_ABOUT THIS EXERCISE:_ Every line below must come back exactly as it stands, with the images omitted.

_DATASET ENTRIES:_
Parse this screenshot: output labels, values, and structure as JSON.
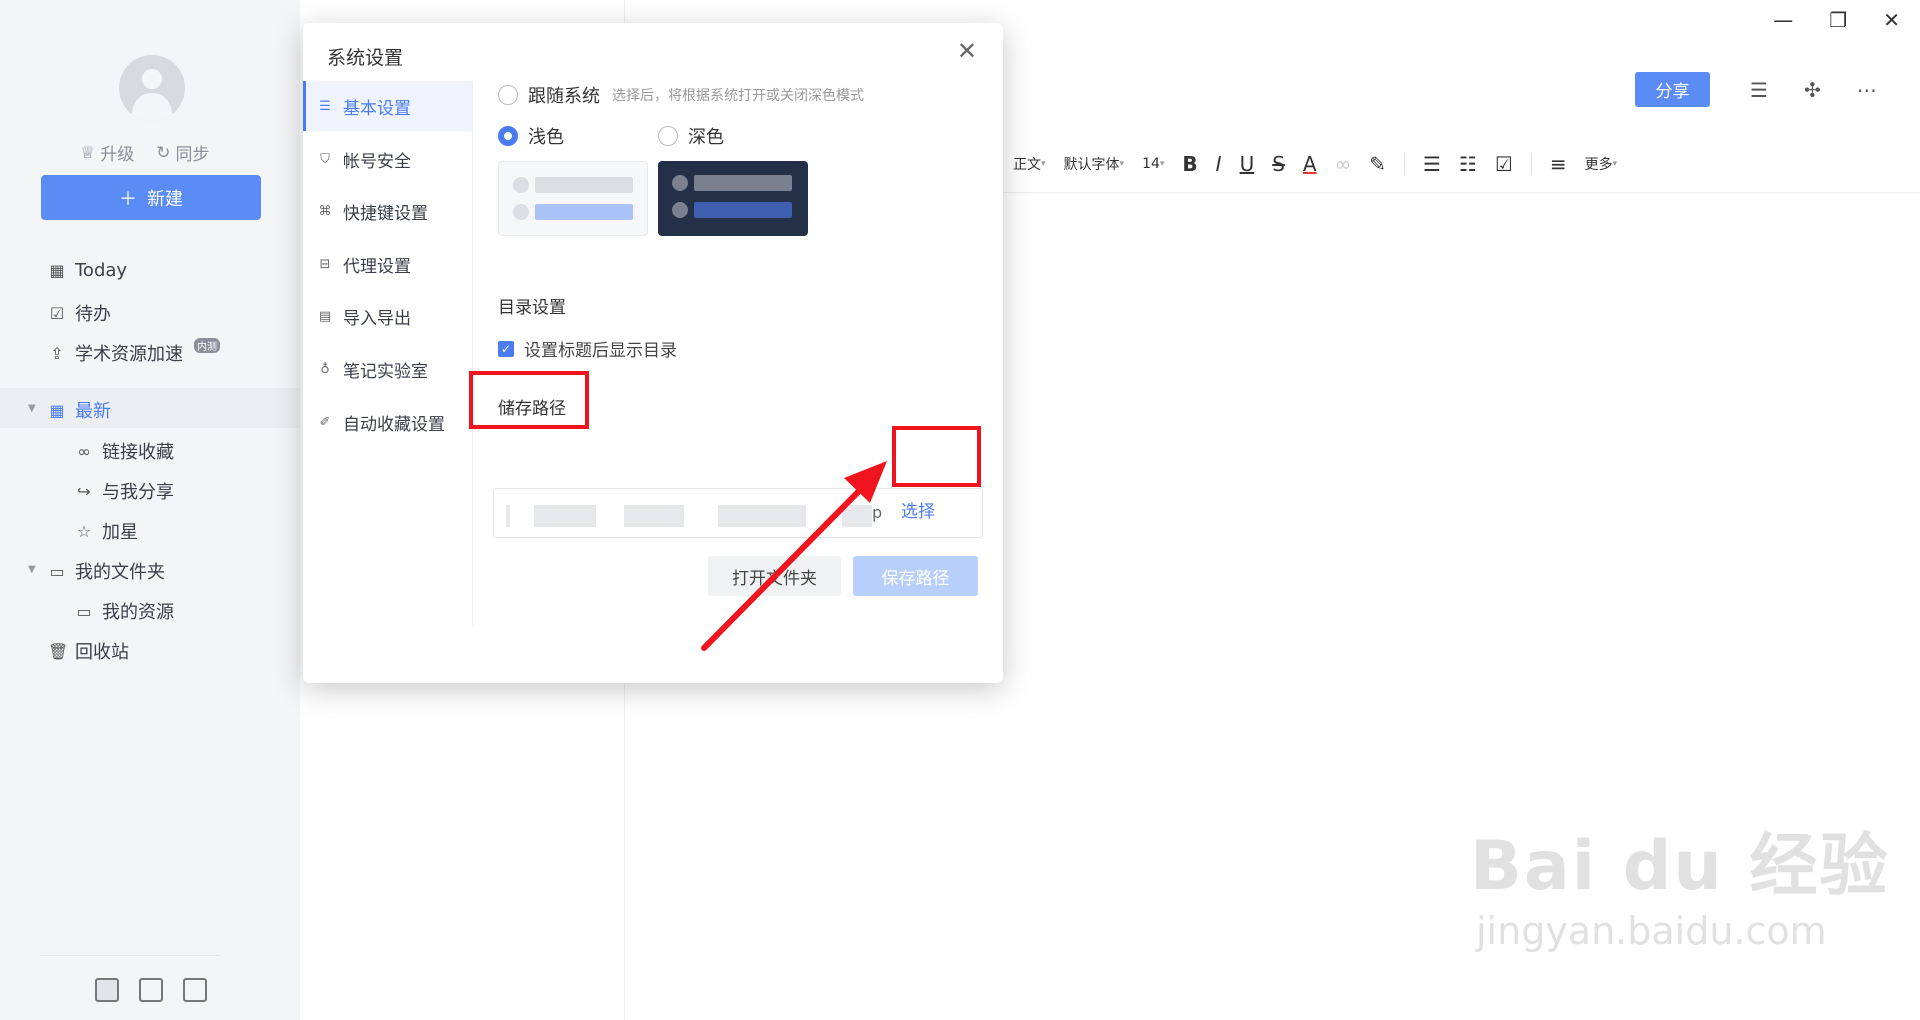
{
  "sidebar": {
    "upgrade_label": "升级",
    "sync_label": "同步",
    "new_button_label": "新建",
    "today_label": "Today",
    "todo_label": "待办",
    "academic_label": "学术资源加速",
    "academic_badge": "内测",
    "recent_label": "最新",
    "link_collect_label": "链接收藏",
    "shared_with_me_label": "与我分享",
    "starred_label": "加星",
    "my_folders_label": "我的文件夹",
    "my_resources_label": "我的资源",
    "trash_label": "回收站"
  },
  "editor": {
    "share_label": "分享",
    "toolbar": {
      "style_label": "正文",
      "font_label": "默认字体",
      "size_label": "14",
      "bold": "B",
      "italic": "I",
      "underline": "U",
      "strike": "S",
      "color": "A",
      "more_label": "更多"
    }
  },
  "dialog": {
    "title": "系统设置",
    "nav": {
      "basic": "基本设置",
      "account": "帐号安全",
      "shortcut": "快捷键设置",
      "proxy": "代理设置",
      "import_export": "导入导出",
      "lab": "笔记实验室",
      "auto_collect": "自动收藏设置"
    },
    "theme": {
      "follow_system_label": "跟随系统",
      "follow_system_hint": "选择后，将根据系统打开或关闭深色模式",
      "light_label": "浅色",
      "dark_label": "深色"
    },
    "toc": {
      "section_title": "目录设置",
      "checkbox_label": "设置标题后显示目录"
    },
    "storage": {
      "section_title": "储存路径",
      "path_tail": "p",
      "choose_label": "选择",
      "open_folder_label": "打开文件夹",
      "save_path_label": "保存路径"
    }
  },
  "watermark": {
    "main": "Bai du 经验",
    "sub": "jingyan.baidu.com"
  },
  "colors": {
    "accent": "#4a7cf0",
    "primary_button": "#5b8cf5",
    "annotation_red": "#f0141e",
    "dark_theme_card": "#243047"
  }
}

_SOLUTION TO THIS TASK:_
Parse this screenshot: output labels, values, and structure as JSON.
{
  "sidebar": {
    "upgrade_label": "升级",
    "sync_label": "同步",
    "new_button_label": "新建",
    "today_label": "Today",
    "todo_label": "待办",
    "academic_label": "学术资源加速",
    "academic_badge": "内测",
    "recent_label": "最新",
    "link_collect_label": "链接收藏",
    "shared_with_me_label": "与我分享",
    "starred_label": "加星",
    "my_folders_label": "我的文件夹",
    "my_resources_label": "我的资源",
    "trash_label": "回收站"
  },
  "editor": {
    "share_label": "分享",
    "toolbar": {
      "style_label": "正文",
      "font_label": "默认字体",
      "size_label": "14",
      "bold": "B",
      "italic": "I",
      "underline": "U",
      "strike": "S",
      "color": "A",
      "more_label": "更多"
    }
  },
  "dialog": {
    "title": "系统设置",
    "nav": {
      "basic": "基本设置",
      "account": "帐号安全",
      "shortcut": "快捷键设置",
      "proxy": "代理设置",
      "import_export": "导入导出",
      "lab": "笔记实验室",
      "auto_collect": "自动收藏设置"
    },
    "theme": {
      "follow_system_label": "跟随系统",
      "follow_system_hint": "选择后，将根据系统打开或关闭深色模式",
      "light_label": "浅色",
      "dark_label": "深色"
    },
    "toc": {
      "section_title": "目录设置",
      "checkbox_label": "设置标题后显示目录"
    },
    "storage": {
      "section_title": "储存路径",
      "path_tail": "p",
      "choose_label": "选择",
      "open_folder_label": "打开文件夹",
      "save_path_label": "保存路径"
    }
  },
  "watermark": {
    "main": "Bai du 经验",
    "sub": "jingyan.baidu.com"
  },
  "colors": {
    "accent": "#4a7cf0",
    "primary_button": "#5b8cf5",
    "annotation_red": "#f0141e",
    "dark_theme_card": "#243047"
  }
}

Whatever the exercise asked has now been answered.